Bernstein said she didn't trust local authorities to investigate the claims.
"This is a really large church that's incredibly politically powerful," Bernstein said. "There are pictures of this guy with every politician around. With something this important, how can I trust that word didn't get back to the bishop?"
DeKalb County Sheriff Thomas Brown has been a member of New Birth for more than 15 years and sits on the advisory board for Long's Longfellows Youth Academy. He said he would stand by the bishop and bristled at Bernstein's suggestion that local authorities couldn't be trusted.
"I take offense to that," he said. "It does not merit a dignified response."
Their pastor has been silent and so are most at Long's 25,000-strong church. But those who will speak say they are supporting him.
Lance Robertson, who joined New Birth nearly two decades ago and has coached youth basketball there, said Wednesday that members were hurting.
"I support and will stand with my bishop, but right now in the court of public opinion, it does not look good," Robertson said. "This affects too many people. As the bishop goes, New Birth goes. He built New Birth."
Bernstein said that her case hinges on her three clients' testimony and that she doesn't have much physical evidence backing up her complaint. Long sent dozens of e-mails and phone calls to her clients, though they weren't "overly sexual," she said. Bernstein said she plans to subpoena records from Long that will show he traveled with the young men to New York, Las Vegas, New Zealand and elsewhere.
Robertson, the church's youth basketball coach, said he wants to hear Long respond to the accusations.
"The bishop has helped so many people," he said. "It's not uncommon for him to mentor young men and groom them to be productive members of society. The bishop's heart has always been in the right place. But the New Birth family, we're weeping. This is not a good day for New Birth."
Long, who was appointed pastor of New Birth in 1987, presides over an empire that claims athletes, politicians and entertainers as members.
President George W. Bush and three former presidents visited the sprawling New Birth Missionary Baptist Church in the Atlanta suburb of Lithonia for the 2006 funeral of Coretta Scott King, the widow of the Rev. Martin Luther King Jr. Long introduced the speakers and the Rev. Bernice King, the Kings' younger daughter, delivered the eulogy. She is also a pastor there.
Today, New Birth sits on 250 acres and has more than 25,000 members, a $50 million, 10,000-seat cathedral and more than 40 ministries.
Not all of his attention, though, has been positive. The church was among those named in 2007 in a Senate committee's investigation into a half-dozen Christian ministries over their financing.
Long has called for a national ban on same-sex marriage. In 2004, he led a march with Bernice King to her father's Atlanta grave to support a national constitutional amendment to protect marriage "between one man and one woman."

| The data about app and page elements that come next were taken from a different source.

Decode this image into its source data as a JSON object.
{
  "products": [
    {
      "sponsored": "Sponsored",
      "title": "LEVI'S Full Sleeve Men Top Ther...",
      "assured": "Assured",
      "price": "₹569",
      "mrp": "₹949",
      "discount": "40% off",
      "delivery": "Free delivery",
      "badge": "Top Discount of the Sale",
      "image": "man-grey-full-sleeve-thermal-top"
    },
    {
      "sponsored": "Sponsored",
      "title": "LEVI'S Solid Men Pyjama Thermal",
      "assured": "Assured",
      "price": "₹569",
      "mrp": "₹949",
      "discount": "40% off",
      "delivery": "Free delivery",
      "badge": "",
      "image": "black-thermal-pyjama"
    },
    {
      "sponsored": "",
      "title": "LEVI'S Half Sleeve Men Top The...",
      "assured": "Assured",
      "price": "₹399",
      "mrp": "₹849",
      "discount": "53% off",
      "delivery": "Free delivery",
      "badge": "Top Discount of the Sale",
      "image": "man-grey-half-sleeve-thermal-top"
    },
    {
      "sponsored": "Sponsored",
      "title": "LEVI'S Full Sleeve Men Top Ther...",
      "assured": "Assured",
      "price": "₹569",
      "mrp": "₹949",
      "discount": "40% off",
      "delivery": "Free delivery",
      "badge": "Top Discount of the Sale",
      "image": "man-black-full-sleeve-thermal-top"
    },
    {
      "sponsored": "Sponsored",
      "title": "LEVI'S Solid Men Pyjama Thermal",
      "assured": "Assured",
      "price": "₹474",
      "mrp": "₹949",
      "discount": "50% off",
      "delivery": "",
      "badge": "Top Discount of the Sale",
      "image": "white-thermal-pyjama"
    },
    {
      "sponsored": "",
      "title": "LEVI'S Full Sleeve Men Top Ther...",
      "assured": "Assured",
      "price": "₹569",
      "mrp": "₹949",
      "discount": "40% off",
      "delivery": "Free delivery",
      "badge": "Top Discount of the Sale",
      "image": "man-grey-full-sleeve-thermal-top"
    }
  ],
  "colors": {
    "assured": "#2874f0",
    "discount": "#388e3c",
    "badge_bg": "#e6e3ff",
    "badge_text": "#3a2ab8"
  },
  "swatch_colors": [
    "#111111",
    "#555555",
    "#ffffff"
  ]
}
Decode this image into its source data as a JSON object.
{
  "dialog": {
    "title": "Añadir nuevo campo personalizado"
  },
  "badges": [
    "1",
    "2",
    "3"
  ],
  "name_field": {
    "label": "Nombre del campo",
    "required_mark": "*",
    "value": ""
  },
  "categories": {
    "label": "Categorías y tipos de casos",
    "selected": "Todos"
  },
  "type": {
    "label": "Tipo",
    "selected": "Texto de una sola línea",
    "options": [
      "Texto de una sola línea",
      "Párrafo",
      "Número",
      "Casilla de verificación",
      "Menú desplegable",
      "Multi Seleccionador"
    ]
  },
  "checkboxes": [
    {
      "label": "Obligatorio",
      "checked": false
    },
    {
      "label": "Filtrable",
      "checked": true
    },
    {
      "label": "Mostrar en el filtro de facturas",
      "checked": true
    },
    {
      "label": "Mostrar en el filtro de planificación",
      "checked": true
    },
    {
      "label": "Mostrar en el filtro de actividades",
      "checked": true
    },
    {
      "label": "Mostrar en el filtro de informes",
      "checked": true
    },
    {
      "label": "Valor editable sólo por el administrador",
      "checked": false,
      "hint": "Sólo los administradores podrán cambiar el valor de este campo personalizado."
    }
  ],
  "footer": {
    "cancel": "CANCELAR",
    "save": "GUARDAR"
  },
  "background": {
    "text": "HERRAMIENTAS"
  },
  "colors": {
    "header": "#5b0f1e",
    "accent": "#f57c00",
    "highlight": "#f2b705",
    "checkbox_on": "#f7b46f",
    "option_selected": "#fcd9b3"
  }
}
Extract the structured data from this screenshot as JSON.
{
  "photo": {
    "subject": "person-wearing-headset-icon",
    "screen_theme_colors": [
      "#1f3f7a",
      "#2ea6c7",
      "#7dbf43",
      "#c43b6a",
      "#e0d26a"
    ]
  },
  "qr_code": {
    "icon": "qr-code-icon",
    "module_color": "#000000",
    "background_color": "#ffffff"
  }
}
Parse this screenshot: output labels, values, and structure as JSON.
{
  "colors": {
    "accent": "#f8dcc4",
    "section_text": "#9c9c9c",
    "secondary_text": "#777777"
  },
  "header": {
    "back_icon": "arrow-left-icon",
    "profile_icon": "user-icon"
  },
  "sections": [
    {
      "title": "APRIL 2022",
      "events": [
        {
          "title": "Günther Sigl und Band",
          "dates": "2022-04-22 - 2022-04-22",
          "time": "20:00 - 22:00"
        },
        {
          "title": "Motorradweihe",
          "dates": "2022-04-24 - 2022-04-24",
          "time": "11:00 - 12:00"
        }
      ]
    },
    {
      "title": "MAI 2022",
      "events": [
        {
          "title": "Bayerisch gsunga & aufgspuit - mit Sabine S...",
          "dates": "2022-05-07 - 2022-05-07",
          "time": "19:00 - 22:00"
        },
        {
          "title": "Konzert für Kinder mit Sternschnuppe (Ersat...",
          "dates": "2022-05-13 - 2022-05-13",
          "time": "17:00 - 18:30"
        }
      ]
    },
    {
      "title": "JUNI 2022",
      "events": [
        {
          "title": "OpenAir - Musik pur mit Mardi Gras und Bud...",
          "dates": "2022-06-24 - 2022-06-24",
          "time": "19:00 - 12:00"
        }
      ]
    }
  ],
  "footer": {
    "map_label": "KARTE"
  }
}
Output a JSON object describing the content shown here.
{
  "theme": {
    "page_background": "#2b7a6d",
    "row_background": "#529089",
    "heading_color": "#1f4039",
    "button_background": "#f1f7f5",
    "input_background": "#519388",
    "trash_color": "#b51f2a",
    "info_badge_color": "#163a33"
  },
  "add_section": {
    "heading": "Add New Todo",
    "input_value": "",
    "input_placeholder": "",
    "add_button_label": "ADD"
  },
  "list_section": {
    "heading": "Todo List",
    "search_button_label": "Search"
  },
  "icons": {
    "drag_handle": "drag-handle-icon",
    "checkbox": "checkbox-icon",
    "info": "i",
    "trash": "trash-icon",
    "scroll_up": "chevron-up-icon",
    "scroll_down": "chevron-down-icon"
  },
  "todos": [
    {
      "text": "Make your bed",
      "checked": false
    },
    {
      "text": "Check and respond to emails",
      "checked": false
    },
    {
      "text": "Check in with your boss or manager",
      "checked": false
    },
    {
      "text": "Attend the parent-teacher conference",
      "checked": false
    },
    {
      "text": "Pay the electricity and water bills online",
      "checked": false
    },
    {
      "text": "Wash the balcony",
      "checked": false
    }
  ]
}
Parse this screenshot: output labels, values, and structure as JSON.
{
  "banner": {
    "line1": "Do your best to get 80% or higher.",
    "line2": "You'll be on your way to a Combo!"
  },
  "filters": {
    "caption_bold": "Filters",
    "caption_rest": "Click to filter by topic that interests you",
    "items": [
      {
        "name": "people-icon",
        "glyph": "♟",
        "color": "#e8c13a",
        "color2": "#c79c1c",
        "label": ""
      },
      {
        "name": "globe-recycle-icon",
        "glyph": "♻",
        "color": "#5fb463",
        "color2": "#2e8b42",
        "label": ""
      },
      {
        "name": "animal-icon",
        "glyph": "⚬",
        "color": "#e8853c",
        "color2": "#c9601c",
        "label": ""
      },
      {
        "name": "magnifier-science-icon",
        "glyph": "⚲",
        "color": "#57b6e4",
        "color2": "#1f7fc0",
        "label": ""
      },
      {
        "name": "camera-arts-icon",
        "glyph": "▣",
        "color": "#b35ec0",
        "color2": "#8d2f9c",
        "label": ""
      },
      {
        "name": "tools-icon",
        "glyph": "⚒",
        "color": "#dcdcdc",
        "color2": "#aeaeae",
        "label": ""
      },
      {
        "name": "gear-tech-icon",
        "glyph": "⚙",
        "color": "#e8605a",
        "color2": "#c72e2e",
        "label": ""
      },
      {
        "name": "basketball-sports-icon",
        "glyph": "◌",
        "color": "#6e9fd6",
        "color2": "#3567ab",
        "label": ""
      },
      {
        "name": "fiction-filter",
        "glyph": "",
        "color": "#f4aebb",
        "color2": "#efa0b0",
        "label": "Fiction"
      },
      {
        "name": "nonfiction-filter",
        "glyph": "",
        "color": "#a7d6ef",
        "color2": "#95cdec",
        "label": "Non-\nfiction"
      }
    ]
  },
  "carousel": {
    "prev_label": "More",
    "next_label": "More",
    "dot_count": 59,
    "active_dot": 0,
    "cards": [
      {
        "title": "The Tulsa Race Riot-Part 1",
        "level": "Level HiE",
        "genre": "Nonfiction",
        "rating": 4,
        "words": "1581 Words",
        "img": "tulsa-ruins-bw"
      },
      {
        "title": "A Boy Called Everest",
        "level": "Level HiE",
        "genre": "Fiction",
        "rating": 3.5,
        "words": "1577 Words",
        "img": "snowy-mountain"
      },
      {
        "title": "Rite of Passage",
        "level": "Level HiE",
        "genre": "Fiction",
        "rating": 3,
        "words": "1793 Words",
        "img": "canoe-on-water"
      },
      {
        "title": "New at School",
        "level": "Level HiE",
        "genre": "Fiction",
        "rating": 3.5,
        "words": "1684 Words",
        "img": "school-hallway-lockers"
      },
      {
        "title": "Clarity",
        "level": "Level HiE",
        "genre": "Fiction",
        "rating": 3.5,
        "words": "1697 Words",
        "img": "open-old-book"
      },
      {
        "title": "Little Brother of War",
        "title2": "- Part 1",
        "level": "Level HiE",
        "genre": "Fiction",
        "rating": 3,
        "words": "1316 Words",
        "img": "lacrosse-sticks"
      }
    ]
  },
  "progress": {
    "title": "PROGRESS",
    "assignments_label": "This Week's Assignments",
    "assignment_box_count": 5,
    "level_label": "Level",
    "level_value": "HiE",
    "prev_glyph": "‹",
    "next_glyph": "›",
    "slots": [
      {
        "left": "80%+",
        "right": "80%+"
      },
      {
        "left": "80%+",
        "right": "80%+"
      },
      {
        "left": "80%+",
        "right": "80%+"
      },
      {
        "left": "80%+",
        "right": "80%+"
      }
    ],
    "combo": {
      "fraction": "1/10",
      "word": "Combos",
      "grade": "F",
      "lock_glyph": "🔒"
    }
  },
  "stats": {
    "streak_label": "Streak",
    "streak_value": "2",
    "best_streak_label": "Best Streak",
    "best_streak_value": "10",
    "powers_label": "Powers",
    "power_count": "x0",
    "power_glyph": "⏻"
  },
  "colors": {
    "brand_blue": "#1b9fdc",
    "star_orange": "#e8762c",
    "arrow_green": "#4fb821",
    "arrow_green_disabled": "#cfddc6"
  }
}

This isn't the first allegation against a religious leader who has crusaded against gay marriage. Ted Haggard left New Life Church of Colorado Springs, Colo., in 2006 after a male prostitute said Haggard paid him for sex. Haggard denied the allegations but later admitted to "sexual immorality" and launched a new church in June 2010.